Unusual Joint Grave Found Near Ancient City in India

HARYANA, INDIA—BBC News reports that a 4,500-year-old grave containing the remains of a man and a woman who are estimated to have been in their 30s at their time of death was discovered in a cemetery located outside a large Harappan city site in northern India. “The man and the woman were facing each other in a very intimate way,” said archaeologist Vasant Shinde of Deccan College. “We believe they were a couple.” Joint burials are unusual in this cemetery, Shinde added, so he thinks the man and woman may have died at the same time. However, no lesions or marks on their bones, which would indicate wounds or diseases, have been found. Pottery and semi-precious stone-bead jewelry were also found in the grave. To read about another recent discovery in India, go to “India's Anonymous Artists.”

Carved Cartouche Returned to Egypt

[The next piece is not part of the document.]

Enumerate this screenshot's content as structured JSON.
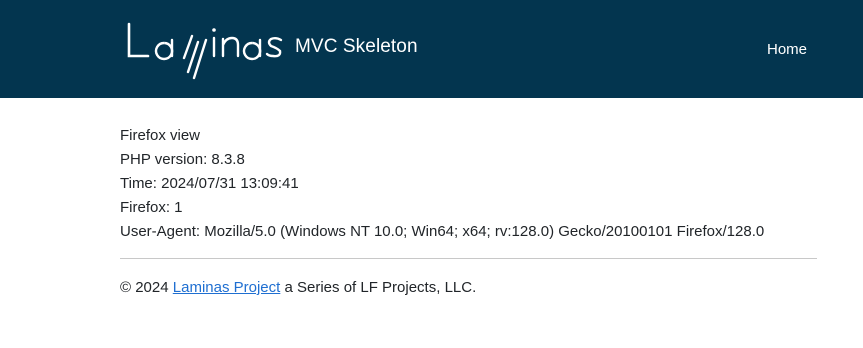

CAIRO, EGYPT—CNBC reports that a tablet carved with the cartouche of Amenhotep I has been returned to Egypt. Shaaban Abdel-Gawad of Egypt’s Ministry of Antiquities said the ministry’s antiquities repatriation department spotted the artifact, which was once on display at the Karnak Open Air Museum, for sale on the website of a London auction house. British and Egyptian authorities cooperated to secure its recovery. To read about another recent discovery in Egypt, go to “Mummy Workshop.”